Sometimes the process takes longer. If I feel I need more time with the gear, I definitely take it. My numbers are not hard and fast but reflect how the holster performs throughout the testing.

Step Three: Write it up

Once testing is done, I move on to the actual writing of the review as well as picture/video taking. I strive for accurate and honest assessments based on the guns and gear given to me. There is NO bias, no predetermined outcome, no personal feelings in the writing of the reviews. I am a journalist first and foremost and I do not allow personal feelings into my reviews or news articles. There’s no bad blood, there’s no malevolence. The reviews stand on the merits of the products.
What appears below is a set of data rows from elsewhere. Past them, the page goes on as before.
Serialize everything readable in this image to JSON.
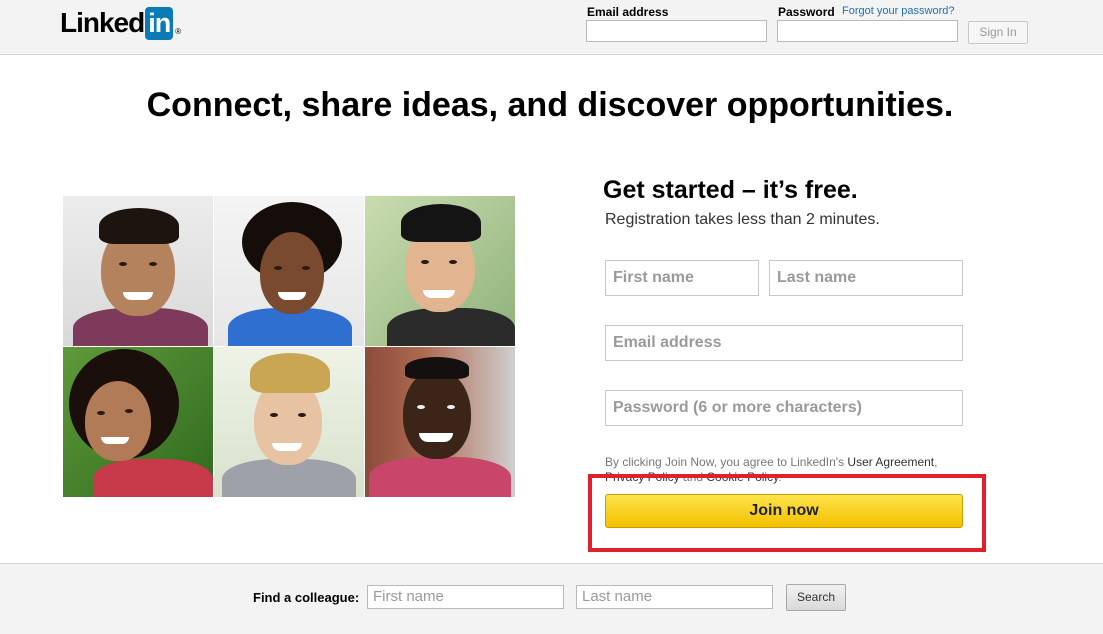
{
  "header": {
    "logo_text": "Linked",
    "logo_box": "in",
    "logo_reg": "®",
    "email_label": "Email address",
    "password_label": "Password",
    "forgot_link": "Forgot your password?",
    "signin_label": "Sign In"
  },
  "main": {
    "headline": "Connect, share ideas, and discover opportunities.",
    "photos": [
      "member-photo",
      "member-photo",
      "member-photo",
      "member-photo",
      "member-photo",
      "member-photo"
    ]
  },
  "form": {
    "title": "Get started – it’s free.",
    "subtitle": "Registration takes less than 2 minutes.",
    "first_name_placeholder": "First name",
    "last_name_placeholder": "Last name",
    "email_placeholder": "Email address",
    "password_placeholder": "Password (6 or more characters)",
    "agree_prefix": "By clicking Join Now, you agree to LinkedIn's ",
    "user_agreement": "User Agreement",
    "agree_comma": ",",
    "privacy_policy": "Privacy Policy",
    "agree_and": " and ",
    "cookie_policy": "Cookie Policy",
    "agree_end": ".",
    "join_label": "Join now"
  },
  "footer": {
    "find_label": "Find a colleague:",
    "first_name_placeholder": "First name",
    "last_name_placeholder": "Last name",
    "search_label": "Search"
  },
  "colors": {
    "brand_blue": "#0a7bb6",
    "join_yellow": "#f9d21c",
    "highlight_red": "#e0212b"
  }
}
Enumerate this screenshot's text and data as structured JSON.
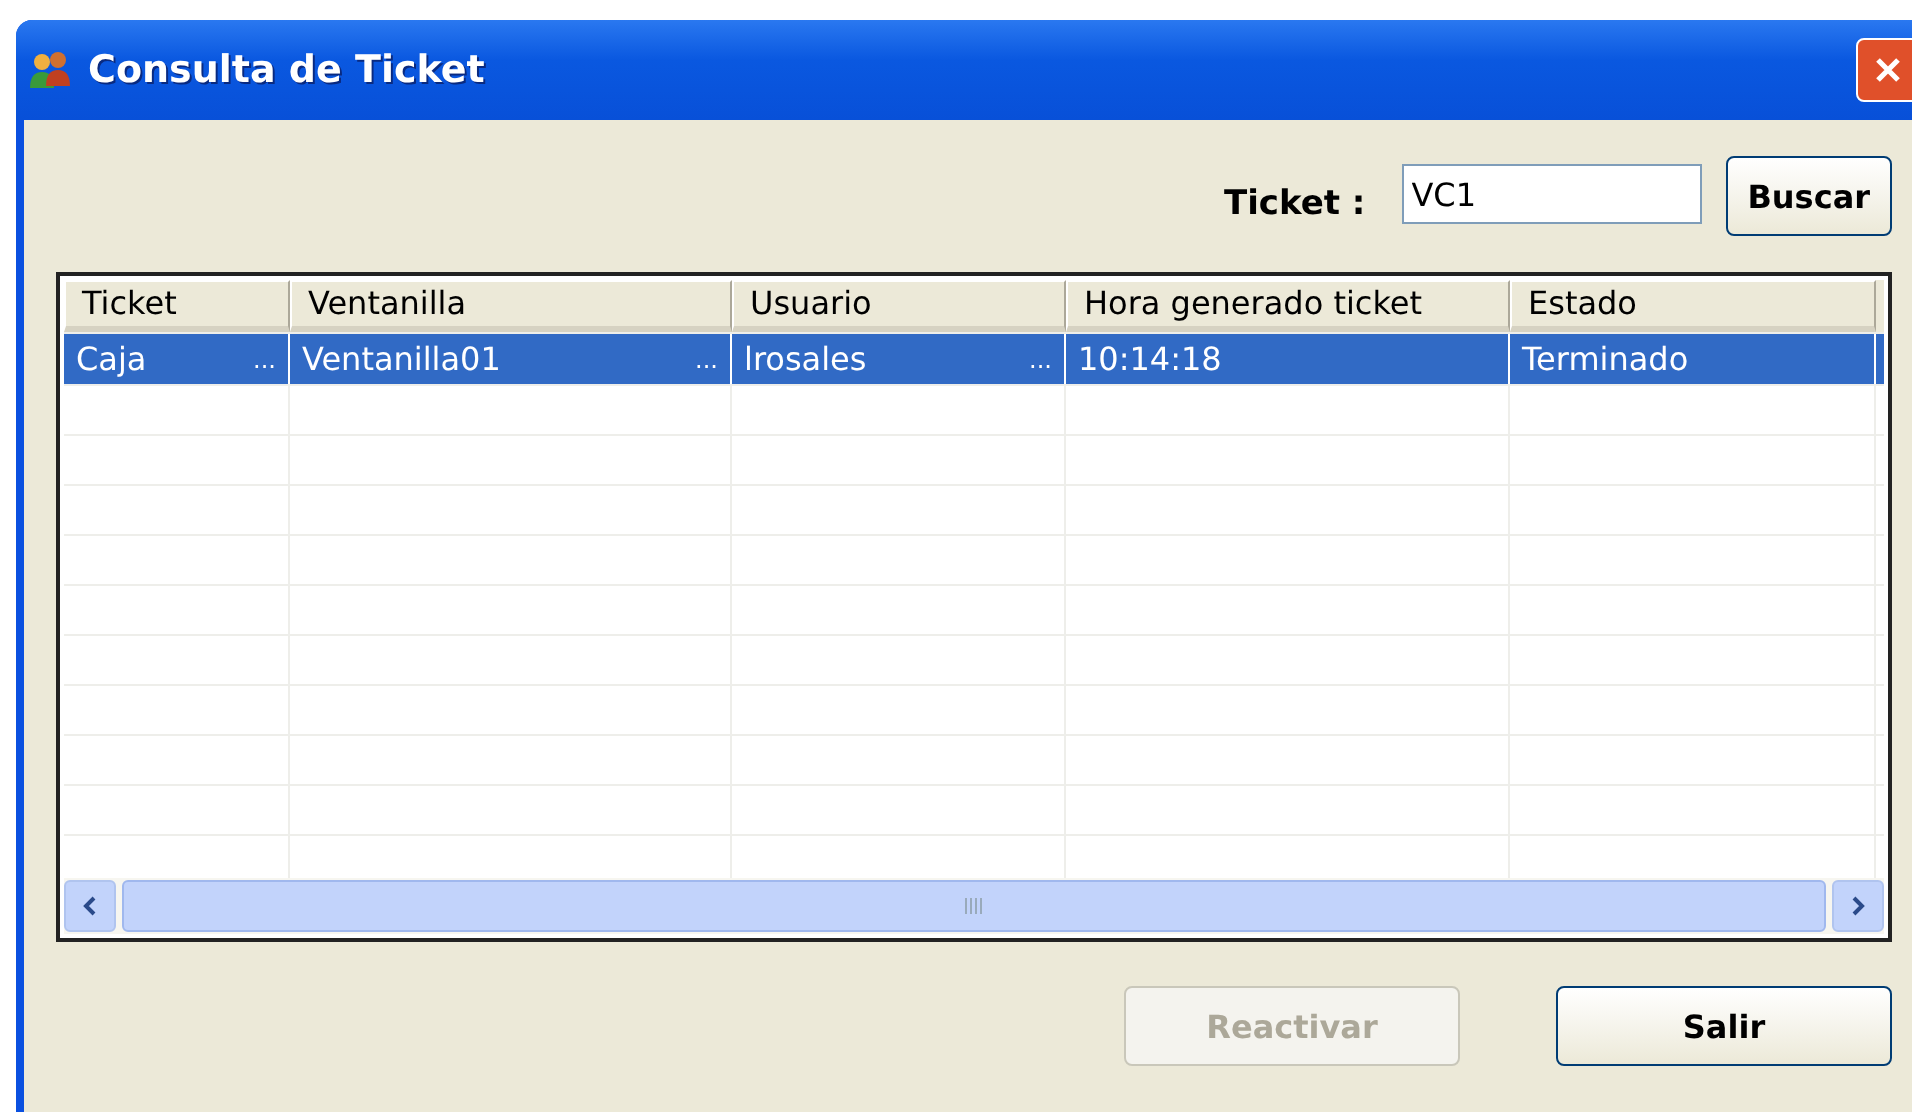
{
  "window": {
    "title": "Consulta de Ticket"
  },
  "search": {
    "label": "Ticket :",
    "value": "VC1",
    "button": "Buscar"
  },
  "table": {
    "columns": [
      "Ticket",
      "Ventanilla",
      "Usuario",
      "Hora generado ticket",
      "Estado"
    ],
    "rows": [
      {
        "selected": true,
        "cells": [
          {
            "text": "Caja",
            "more": "..."
          },
          {
            "text": "Ventanilla01",
            "more": "..."
          },
          {
            "text": "lrosales",
            "more": "..."
          },
          {
            "text": "10:14:18"
          },
          {
            "text": "Terminado"
          }
        ]
      }
    ]
  },
  "buttons": [
    {
      "label": "Reactivar",
      "disabled": true
    },
    {
      "label": "Salir",
      "disabled": false
    }
  ]
}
If there are major issues, I always include comments from the company within the written article to allow them to state their position or opinion on what went wrong. Occasionally, companies will ask to send another holster for a second look. In those instances, I oblige and will update my review based on what I find.

Final Thoughts

Every T&E and review is conducted with the utmost professionalism that nearly a decade in the writing business has provided to me. I love testing, I love reviewing and I love sharing my thoughts and opinions with you, the reader.

When concealment meets babywearing


Though my youngest son just turned four and is steadily transitioning away from needing to be worn, there are times that necessitate the Tula and a little babywearing (err…kid wearing. He’d be upset if he knew that I called him a baby.) So how do I do it?

  • Placement: My son is old enough to be back worn; therefore, I move my pistol to the Appendix Inside the Waistband position giving me free and unobstructed access to my Springfield Mod.2.
  • Patterns: Lots and lots of patterns. Florals, polka dots, stripes — they all work to break up the gun’s silhouette and help me conceal despite having a kid strapped to my back.
  • Shirt Cut: The cut of the shirt plays into how well I can conceal the double stack Springfield. The flowier fabrics do a better job of concealing, allowing me to carry the larger gun.
  • Tula Positioning: Positioning the waistband under my shirt and against the gun acts to keep the gun from printing through the shirt while also boasting the added benefit of pulling the gun even tighter into my abdomen, adding to concealment.

CC Setup: Springfield Mod.2 in StealthGearUSA AIWB holster with NexBelt CCW belt.